More than 15 years later, the lessons of Jerry Cohen have come back to life with the movie Chicago 10, a documentary about the infamous trial of the Chicago Seven — folks like Hoffman, Jerry Rubin, Tom Hayden, and Bobby Seale — who were put on trial for conspiracy, inciting to riot, and other charges related to violent protests that took place in Chicago during the 1968 Democratic National Convention. (The title comes from a quote by Rubin, who said, "Anyone who calls us the Chicago Seven is a racist. Because you're discrediting Bobby Seale. You can call us the Chicago Eight, but really we're the Chicago Ten, because our two lawyers went down with us.") Director Brett Morgen mixes archival footage with computer-generated cartoons and a modern-day soundtrack to illustrate the trial and the convention week events. As historical documents go, it's pretty cool to actually see a lot of the older footage and see how folks protested the Vietnam War. It's also fun to see Hoffman in action; he comes across here as more of an agitator than a political activist, since he seems to delight more in getting a rise out of people than making actual change. The trial itself was a bit of a farce, since few of the defendants took the proceedings seriously. Judge Julius Hoffman (no relation to Abbie) was basically a crotchety old man who looked down on the defendants and made his disdain for them clear. And the fact that they all basically got off only emphasizes how silly the whole thing was.
Morgen uses the actual court transcripts as the script for the cartoon segments (with folks like Nick Nolte, Hank Azaria, and Mark Ruffalo providing the voices), and to be honest, these are some of the weaker segments in the film. The animation isn't terribly impressive, and the back and forth with Judge Hoffman gets sort of old. On the good side, songs like the Beastie Boys' "Sabotage" are used to good effect to amp up the protest footage. I generally liked seeing these events I had in my head actually playing out in front of me. And it's nice that there's no present-day analysis from anyone, because what's happening basically speaks for itself.
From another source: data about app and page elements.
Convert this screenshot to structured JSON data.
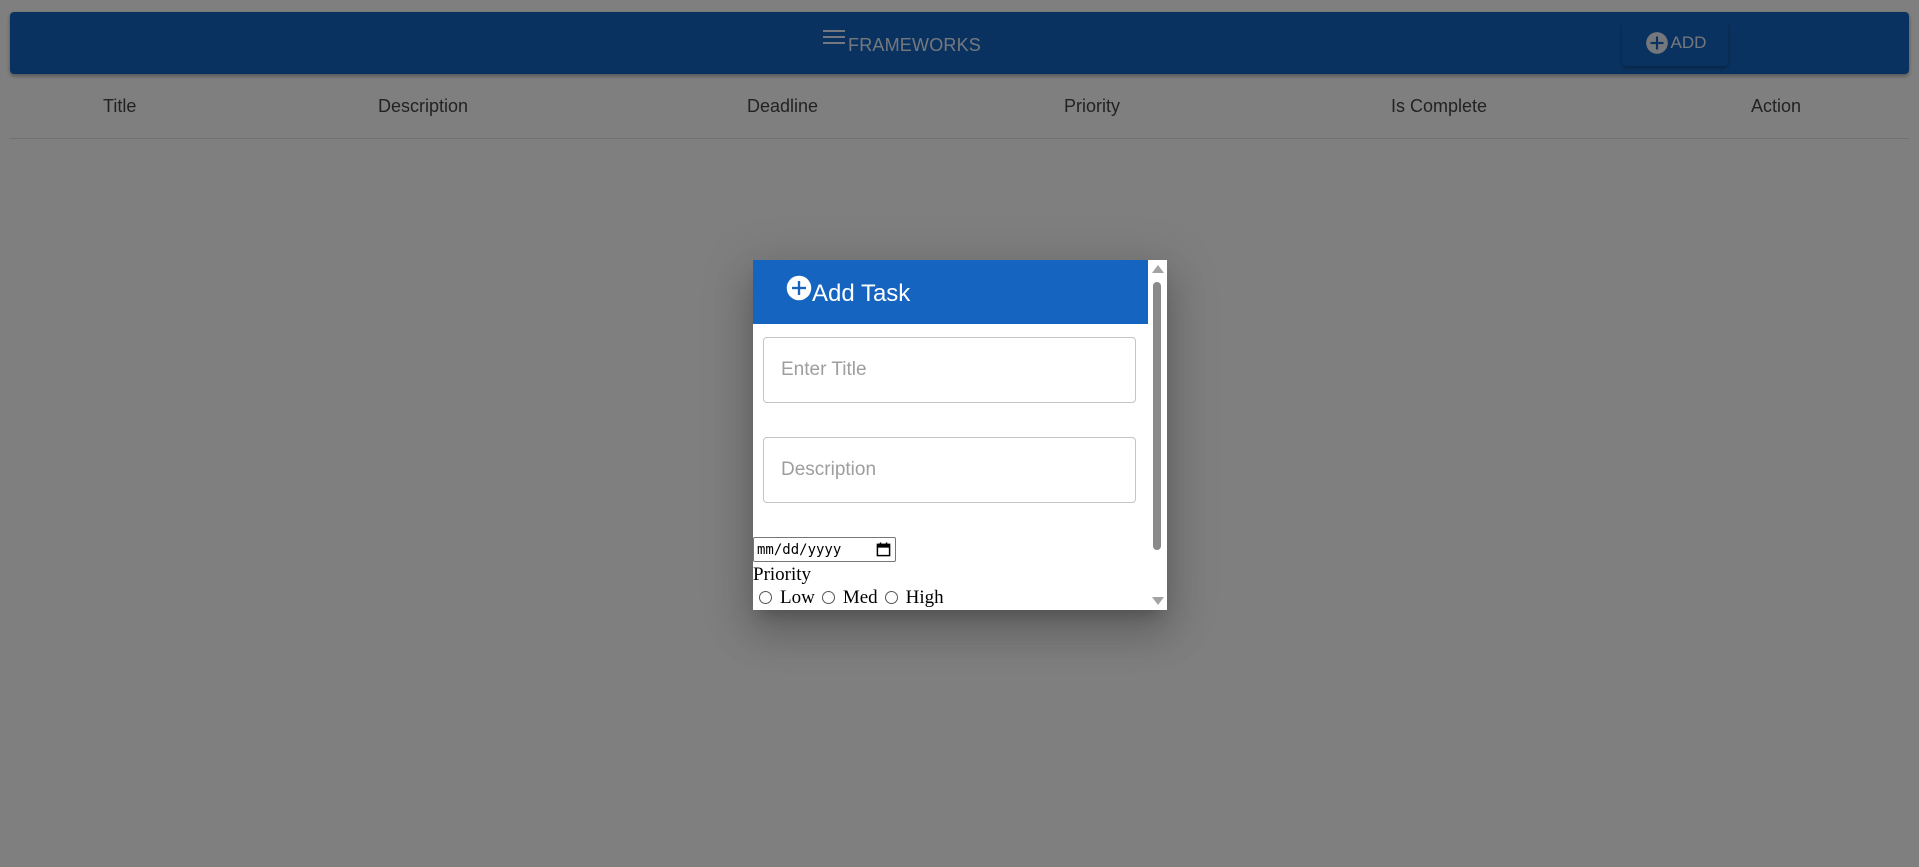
{
  "appbar": {
    "title": "FRAMEWORKS",
    "menu_icon": "menu-icon",
    "add_label": "ADD",
    "add_icon": "add-circle-icon",
    "color": "#1565c0"
  },
  "table": {
    "headers": [
      "Title",
      "Description",
      "Deadline",
      "Priority",
      "Is Complete",
      "Action"
    ]
  },
  "dialog": {
    "title": "Add Task",
    "title_icon": "add-circle-icon",
    "title_placeholder": "Enter Title",
    "description_placeholder": "Description",
    "deadline_placeholder": "mm/dd/yyyy",
    "priority_label": "Priority",
    "priority_options": [
      "Low",
      "Med",
      "High"
    ]
  }
}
But that said, the film is missing some degree of insight, and some extra degree of engagement that prevented me from being completely impressed. So I'm giving Chicago 10 a B.